The governor is outraged over the “perilous disregard” a Virginia-based Navy squadron showed when a military jet buzzed unannounced over several Connecticut towns.
In response to the surprise, M. Jodi Rell has written to Cmdr. J.J Cummings at Oceana Naval Air Station in Virginia Beach and she’s also asking for more remote routes be used for future training flights.
“This represented an incredibly perilous disregard for the safety of our citizens and is absolutely unacceptable,” Rell wrote to Cummings. “This occurred without warning and without any explanation to authorities in Connecticut. The lack of communication and coordination is outrageous and caused needless alarm in dozens of Connecticut neighborhoods from our shoreline to the central region of the state.”
The reason a Navy fighter jet took several Connecticut residents by surprise, rattling their homes and their nerves, was a communication breakdown, Lt. Col. Spyros Spanos, of the Connecticut National Guard said Friday.
Some of the appropriate agencies had no idea that a Navy pilot was set to buzz over several Connecticut.
The miscommunication was between the Navy, the Federal Aviation Administration and Bradley Airport, Lt. Col. Spyros Spanos, of the Connecticut National Guard said Friday, and no one told Bradley Airport, which is supposed to authorize something like this.
So, no one told residents that this was just a drill. Instead, the Navy caused some commotion, concern and a whole lot of questions.
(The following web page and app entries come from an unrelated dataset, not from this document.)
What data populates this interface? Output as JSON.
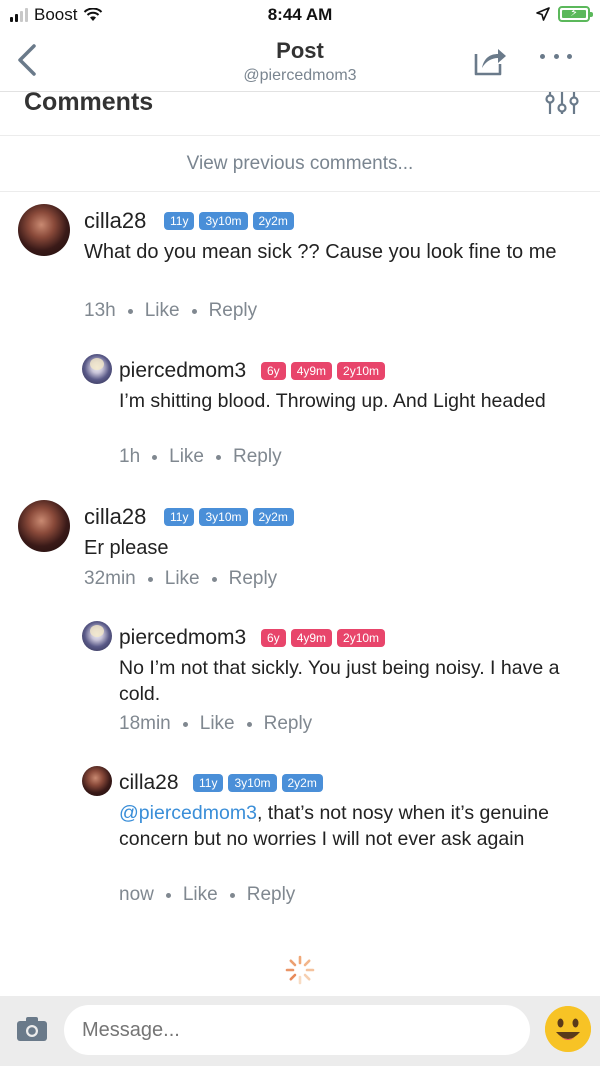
{
  "status_bar": {
    "carrier": "Boost",
    "time": "8:44 AM",
    "battery_icon": "battery-charging-icon"
  },
  "nav": {
    "title": "Post",
    "subtitle": "@piercedmom3",
    "back_icon": "chevron-left-icon",
    "share_icon": "share-icon",
    "more_icon": "more-dots-icon"
  },
  "comments_header": {
    "title": "Comments",
    "filter_icon": "filter-sliders-icon"
  },
  "view_previous": "View previous comments...",
  "comments": [
    {
      "user": "cilla28",
      "badges": [
        "11y",
        "3y10m",
        "2y2m"
      ],
      "text": "What do you mean sick ?? Cause you look fine to me",
      "time": "13h",
      "like": "Like",
      "reply": "Reply"
    },
    {
      "user": "piercedmom3",
      "badges": [
        "6y",
        "4y9m",
        "2y10m"
      ],
      "text": "I’m shitting blood. Throwing up. And Light headed",
      "time": "1h",
      "like": "Like",
      "reply": "Reply"
    },
    {
      "user": "cilla28",
      "badges": [
        "11y",
        "3y10m",
        "2y2m"
      ],
      "text": "Er please",
      "time": "32min",
      "like": "Like",
      "reply": "Reply"
    },
    {
      "user": "piercedmom3",
      "badges": [
        "6y",
        "4y9m",
        "2y10m"
      ],
      "text": "No I’m not that sickly. You just being noisy. I have a cold.",
      "time": "18min",
      "like": "Like",
      "reply": "Reply"
    },
    {
      "user": "cilla28",
      "badges": [
        "11y",
        "3y10m",
        "2y2m"
      ],
      "mention": "@piercedmom3",
      "text": ", that’s not nosy when it’s genuine concern but no worries I will not ever ask again",
      "time": "now",
      "like": "Like",
      "reply": "Reply"
    }
  ],
  "composer": {
    "placeholder": "Message...",
    "camera_icon": "camera-icon",
    "emoji_icon": "smiley-emoji-icon"
  },
  "colors": {
    "badge_blue": "#4a8fd8",
    "badge_pink": "#e8456b",
    "mention": "#3a8ed8"
  }
}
The plane was a Navy F-18 Hornet from Oceana Naval Air Station in Virginia Beach on a training mission from Virginia to Maine, according to the Connecticut National Guard.
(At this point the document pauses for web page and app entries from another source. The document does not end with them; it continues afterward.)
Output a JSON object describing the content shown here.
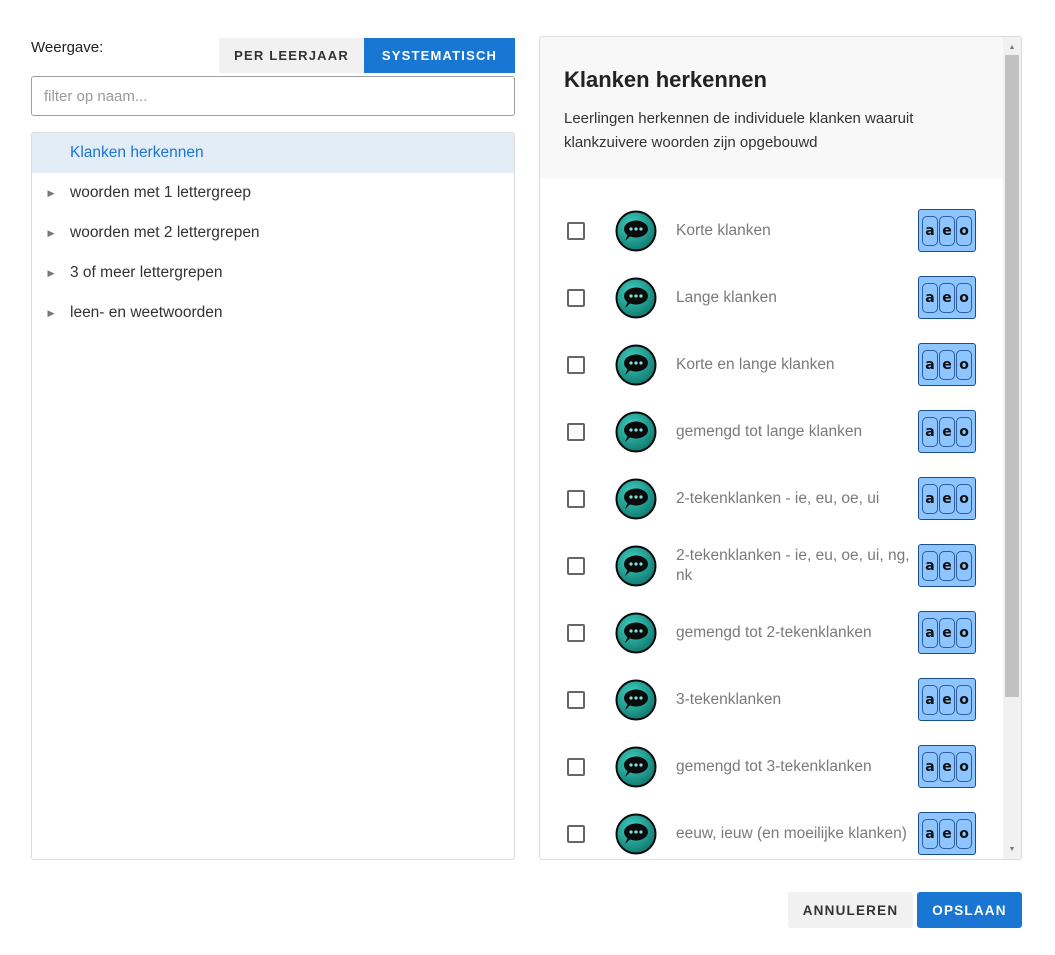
{
  "view": {
    "label": "Weergave:",
    "toggle": [
      "PER LEERJAAR",
      "SYSTEMATISCH"
    ],
    "active_index": 1
  },
  "filter": {
    "placeholder": "filter op naam..."
  },
  "tree": [
    {
      "label": "Klanken herkennen",
      "selected": true,
      "expandable": false
    },
    {
      "label": "woorden met 1 lettergreep",
      "selected": false,
      "expandable": true
    },
    {
      "label": "woorden met 2 lettergrepen",
      "selected": false,
      "expandable": true
    },
    {
      "label": "3 of meer lettergrepen",
      "selected": false,
      "expandable": true
    },
    {
      "label": "leen- en weetwoorden",
      "selected": false,
      "expandable": true
    }
  ],
  "panel": {
    "title": "Klanken herkennen",
    "description": "Leerlingen herkennen de individuele klanken waaruit klankzuivere woorden zijn opgebouwd",
    "aeo_letters": [
      "a",
      "e",
      "o"
    ],
    "items": [
      {
        "label": "Korte klanken",
        "checked": false
      },
      {
        "label": "Lange klanken",
        "checked": false
      },
      {
        "label": "Korte en lange klanken",
        "checked": false
      },
      {
        "label": "gemengd tot lange klanken",
        "checked": false
      },
      {
        "label": "2-tekenklanken - ie, eu, oe, ui",
        "checked": false
      },
      {
        "label": "2-tekenklanken - ie, eu, oe, ui, ng, nk",
        "checked": false
      },
      {
        "label": "gemengd tot 2-tekenklanken",
        "checked": false
      },
      {
        "label": "3-tekenklanken",
        "checked": false
      },
      {
        "label": "gemengd tot 3-tekenklanken",
        "checked": false
      },
      {
        "label": "eeuw, ieuw (en moeilijke klanken)",
        "checked": false
      }
    ]
  },
  "footer": {
    "cancel_label": "ANNULEREN",
    "save_label": "OPSLAAN"
  },
  "colors": {
    "accent": "#1976d2",
    "selected_bg": "#e3edf8",
    "aeo_bg": "#8ec5ff",
    "speech_bubble": "#1fa89a"
  },
  "icons": {
    "speech": "speech-bubble-icon",
    "letters": "aeo-letters-icon",
    "expand": "triangle-right-icon"
  }
}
State officials have now been told that the fighter jet is part of Strike Fighter Squadron Eleven from Virginia Beach and was on a “routine” training flight, Rell said.
When residents of Wallingford, Meriden, Southington and North Haven questioned why a low-flying military plane was shaking their houses and setting off their car alarms (not to mention those Blue Angels-style maneuvers that residents reported seeing), no one knew for sure.
The military does these types of training missions regularly but the planes often fly so high that they are not visible, Spanos said.
But that’s not what happened Thursday, and the FAA provided some insight into why things were different this time. The air space the pilot flew over falls under VFR, or visual flight rules, which require the pilot to see and be seen. It is not, however, on an FAA radar and pilots in that space do not have to communicate with air traffic controllers, FAA officials said.
The FAA has reported the incident to the Flight Standards Office, which is responsible for pilot certification, but it was a military plane, so the military will take over the investigation to see if the pilot was operating normally or at unduly low altitudes.
Witnesses say the jet flew about 100 feet over treetops and performed twisting maneuvers.
According to Bradley, the plane was never actually below 2,300 feet. Whether the pilot did or did not fly too low, it does not seem that the FAA can do anything because it does not have authority over punitive action.
The FAA is, however, reviewing the communication breakdown.
“I have the highest regard and respect for the brave and well-trained men and women of our U.S. military. However, I strongly question the need to fly so dangerously close to homes and businesses so as to put many lives at risk,” the Governor’s letter stated. “I would hope you take seriously my concerns and the concerns of our citizens. Please carry out training flights over more remote areas. I am also requesting that my office be apprised in advance of these missions.”